Element data from apps and pages:
▼

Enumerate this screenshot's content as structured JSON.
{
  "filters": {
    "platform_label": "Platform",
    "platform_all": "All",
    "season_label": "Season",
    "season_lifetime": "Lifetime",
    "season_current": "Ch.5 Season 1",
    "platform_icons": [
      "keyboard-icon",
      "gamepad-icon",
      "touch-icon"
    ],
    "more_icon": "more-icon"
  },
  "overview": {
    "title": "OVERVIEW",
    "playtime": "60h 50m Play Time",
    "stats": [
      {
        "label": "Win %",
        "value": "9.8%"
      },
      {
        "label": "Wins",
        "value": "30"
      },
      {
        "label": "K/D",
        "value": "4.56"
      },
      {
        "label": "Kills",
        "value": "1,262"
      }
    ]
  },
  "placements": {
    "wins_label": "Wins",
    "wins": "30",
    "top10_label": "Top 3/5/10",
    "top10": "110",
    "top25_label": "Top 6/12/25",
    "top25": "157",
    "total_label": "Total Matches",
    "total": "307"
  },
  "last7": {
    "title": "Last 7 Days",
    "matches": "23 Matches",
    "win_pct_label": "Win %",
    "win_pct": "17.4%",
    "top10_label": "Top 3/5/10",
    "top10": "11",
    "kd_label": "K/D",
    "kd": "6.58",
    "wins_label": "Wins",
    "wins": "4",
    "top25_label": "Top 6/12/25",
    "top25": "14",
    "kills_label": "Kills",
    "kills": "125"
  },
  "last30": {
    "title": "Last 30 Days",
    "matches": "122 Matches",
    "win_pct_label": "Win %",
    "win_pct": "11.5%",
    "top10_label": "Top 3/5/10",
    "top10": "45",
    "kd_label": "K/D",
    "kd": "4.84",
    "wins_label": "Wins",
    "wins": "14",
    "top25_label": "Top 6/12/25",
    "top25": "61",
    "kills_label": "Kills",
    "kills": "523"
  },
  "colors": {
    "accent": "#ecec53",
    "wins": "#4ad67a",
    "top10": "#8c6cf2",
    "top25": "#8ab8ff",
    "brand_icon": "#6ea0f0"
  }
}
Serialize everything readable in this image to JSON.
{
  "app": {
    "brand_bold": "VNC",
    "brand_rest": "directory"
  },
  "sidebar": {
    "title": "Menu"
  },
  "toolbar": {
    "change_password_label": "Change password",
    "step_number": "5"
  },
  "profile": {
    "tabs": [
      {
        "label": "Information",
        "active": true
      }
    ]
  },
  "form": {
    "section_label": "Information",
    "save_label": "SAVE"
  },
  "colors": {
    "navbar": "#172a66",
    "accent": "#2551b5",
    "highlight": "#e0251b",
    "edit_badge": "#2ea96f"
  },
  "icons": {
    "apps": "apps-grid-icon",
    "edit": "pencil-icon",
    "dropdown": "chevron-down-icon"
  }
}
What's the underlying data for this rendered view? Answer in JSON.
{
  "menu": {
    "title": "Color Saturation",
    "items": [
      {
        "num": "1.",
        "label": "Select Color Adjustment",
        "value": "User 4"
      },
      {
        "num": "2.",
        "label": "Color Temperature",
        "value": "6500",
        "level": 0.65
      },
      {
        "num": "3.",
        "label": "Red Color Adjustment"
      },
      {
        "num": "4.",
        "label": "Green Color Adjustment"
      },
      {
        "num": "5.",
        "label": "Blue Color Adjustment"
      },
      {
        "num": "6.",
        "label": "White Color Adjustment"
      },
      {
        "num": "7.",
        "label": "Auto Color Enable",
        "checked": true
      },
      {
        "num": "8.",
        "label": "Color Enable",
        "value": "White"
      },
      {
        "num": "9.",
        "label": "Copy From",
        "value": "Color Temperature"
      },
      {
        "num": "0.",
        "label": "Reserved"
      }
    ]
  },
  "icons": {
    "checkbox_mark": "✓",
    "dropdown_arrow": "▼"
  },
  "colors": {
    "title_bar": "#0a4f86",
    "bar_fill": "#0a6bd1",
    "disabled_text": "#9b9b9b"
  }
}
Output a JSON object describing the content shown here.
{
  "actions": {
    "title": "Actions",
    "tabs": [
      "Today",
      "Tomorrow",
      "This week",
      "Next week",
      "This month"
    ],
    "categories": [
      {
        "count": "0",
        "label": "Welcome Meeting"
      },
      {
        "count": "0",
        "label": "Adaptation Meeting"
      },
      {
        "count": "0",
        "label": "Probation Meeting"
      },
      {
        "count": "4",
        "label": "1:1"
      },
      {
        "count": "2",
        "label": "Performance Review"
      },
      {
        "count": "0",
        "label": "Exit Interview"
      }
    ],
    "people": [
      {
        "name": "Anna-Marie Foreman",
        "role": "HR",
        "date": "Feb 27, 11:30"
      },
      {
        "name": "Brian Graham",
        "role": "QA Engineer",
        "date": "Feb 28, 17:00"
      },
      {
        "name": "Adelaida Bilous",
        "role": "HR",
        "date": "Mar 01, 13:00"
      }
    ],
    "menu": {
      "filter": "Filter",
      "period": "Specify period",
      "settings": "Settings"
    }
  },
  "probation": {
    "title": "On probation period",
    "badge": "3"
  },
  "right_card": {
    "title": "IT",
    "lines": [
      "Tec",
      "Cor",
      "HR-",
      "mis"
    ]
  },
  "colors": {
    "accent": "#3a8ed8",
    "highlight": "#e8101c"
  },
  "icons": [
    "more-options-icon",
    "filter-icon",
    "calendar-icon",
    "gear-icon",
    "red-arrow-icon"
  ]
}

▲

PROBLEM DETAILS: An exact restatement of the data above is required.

SOLVED EXERCISE:
Enumerate this screenshot's content as structured JSON.
{
  "filters": {
    "platform_label": "Platform",
    "platform_all": "All",
    "season_label": "Season",
    "season_lifetime": "Lifetime",
    "season_current": "Ch.5 Season 1",
    "platform_icons": [
      "keyboard-icon",
      "gamepad-icon",
      "touch-icon"
    ],
    "more_icon": "more-icon"
  },
  "overview": {
    "title": "OVERVIEW",
    "playtime": "60h 50m Play Time",
    "stats": [
      {
        "label": "Win %",
        "value": "9.8%"
      },
      {
        "label": "Wins",
        "value": "30"
      },
      {
        "label": "K/D",
        "value": "4.56"
      },
      {
        "label": "Kills",
        "value": "1,262"
      }
    ]
  },
  "placements": {
    "wins_label": "Wins",
    "wins": "30",
    "top10_label": "Top 3/5/10",
    "top10": "110",
    "top25_label": "Top 6/12/25",
    "top25": "157",
    "total_label": "Total Matches",
    "total": "307"
  },
  "last7": {
    "title": "Last 7 Days",
    "matches": "23 Matches",
    "win_pct_label": "Win %",
    "win_pct": "17.4%",
    "top10_label": "Top 3/5/10",
    "top10": "11",
    "kd_label": "K/D",
    "kd": "6.58",
    "wins_label": "Wins",
    "wins": "4",
    "top25_label": "Top 6/12/25",
    "top25": "14",
    "kills_label": "Kills",
    "kills": "125"
  },
  "last30": {
    "title": "Last 30 Days",
    "matches": "122 Matches",
    "win_pct_label": "Win %",
    "win_pct": "11.5%",
    "top10_label": "Top 3/5/10",
    "top10": "45",
    "kd_label": "K/D",
    "kd": "4.84",
    "wins_label": "Wins",
    "wins": "14",
    "top25_label": "Top 6/12/25",
    "top25": "61",
    "kills_label": "Kills",
    "kills": "523"
  },
  "colors": {
    "accent": "#ecec53",
    "wins": "#4ad67a",
    "top10": "#8c6cf2",
    "top25": "#8ab8ff",
    "brand_icon": "#6ea0f0"
  }
}
Serialize everything readable in this image to JSON.
{
  "app": {
    "brand_bold": "VNC",
    "brand_rest": "directory"
  },
  "sidebar": {
    "title": "Menu"
  },
  "toolbar": {
    "change_password_label": "Change password",
    "step_number": "5"
  },
  "profile": {
    "tabs": [
      {
        "label": "Information",
        "active": true
      }
    ]
  },
  "form": {
    "section_label": "Information",
    "save_label": "SAVE"
  },
  "colors": {
    "navbar": "#172a66",
    "accent": "#2551b5",
    "highlight": "#e0251b",
    "edit_badge": "#2ea96f"
  },
  "icons": {
    "apps": "apps-grid-icon",
    "edit": "pencil-icon",
    "dropdown": "chevron-down-icon"
  }
}
What's the underlying data for this rendered view? Answer in JSON.
{
  "menu": {
    "title": "Color Saturation",
    "items": [
      {
        "num": "1.",
        "label": "Select Color Adjustment",
        "value": "User 4"
      },
      {
        "num": "2.",
        "label": "Color Temperature",
        "value": "6500",
        "level": 0.65
      },
      {
        "num": "3.",
        "label": "Red Color Adjustment"
      },
      {
        "num": "4.",
        "label": "Green Color Adjustment"
      },
      {
        "num": "5.",
        "label": "Blue Color Adjustment"
      },
      {
        "num": "6.",
        "label": "White Color Adjustment"
      },
      {
        "num": "7.",
        "label": "Auto Color Enable",
        "checked": true
      },
      {
        "num": "8.",
        "label": "Color Enable",
        "value": "White"
      },
      {
        "num": "9.",
        "label": "Copy From",
        "value": "Color Temperature"
      },
      {
        "num": "0.",
        "label": "Reserved"
      }
    ]
  },
  "icons": {
    "checkbox_mark": "✓",
    "dropdown_arrow": "▼"
  },
  "colors": {
    "title_bar": "#0a4f86",
    "bar_fill": "#0a6bd1",
    "disabled_text": "#9b9b9b"
  }
}
Output a JSON object describing the content shown here.
{
  "actions": {
    "title": "Actions",
    "tabs": [
      "Today",
      "Tomorrow",
      "This week",
      "Next week",
      "This month"
    ],
    "categories": [
      {
        "count": "0",
        "label": "Welcome Meeting"
      },
      {
        "count": "0",
        "label": "Adaptation Meeting"
      },
      {
        "count": "0",
        "label": "Probation Meeting"
      },
      {
        "count": "4",
        "label": "1:1"
      },
      {
        "count": "2",
        "label": "Performance Review"
      },
      {
        "count": "0",
        "label": "Exit Interview"
      }
    ],
    "people": [
      {
        "name": "Anna-Marie Foreman",
        "role": "HR",
        "date": "Feb 27, 11:30"
      },
      {
        "name": "Brian Graham",
        "role": "QA Engineer",
        "date": "Feb 28, 17:00"
      },
      {
        "name": "Adelaida Bilous",
        "role": "HR",
        "date": "Mar 01, 13:00"
      }
    ],
    "menu": {
      "filter": "Filter",
      "period": "Specify period",
      "settings": "Settings"
    }
  },
  "probation": {
    "title": "On probation period",
    "badge": "3"
  },
  "right_card": {
    "title": "IT",
    "lines": [
      "Tec",
      "Cor",
      "HR-",
      "mis"
    ]
  },
  "colors": {
    "accent": "#3a8ed8",
    "highlight": "#e8101c"
  },
  "icons": [
    "more-options-icon",
    "filter-icon",
    "calendar-icon",
    "gear-icon",
    "red-arrow-icon"
  ]
}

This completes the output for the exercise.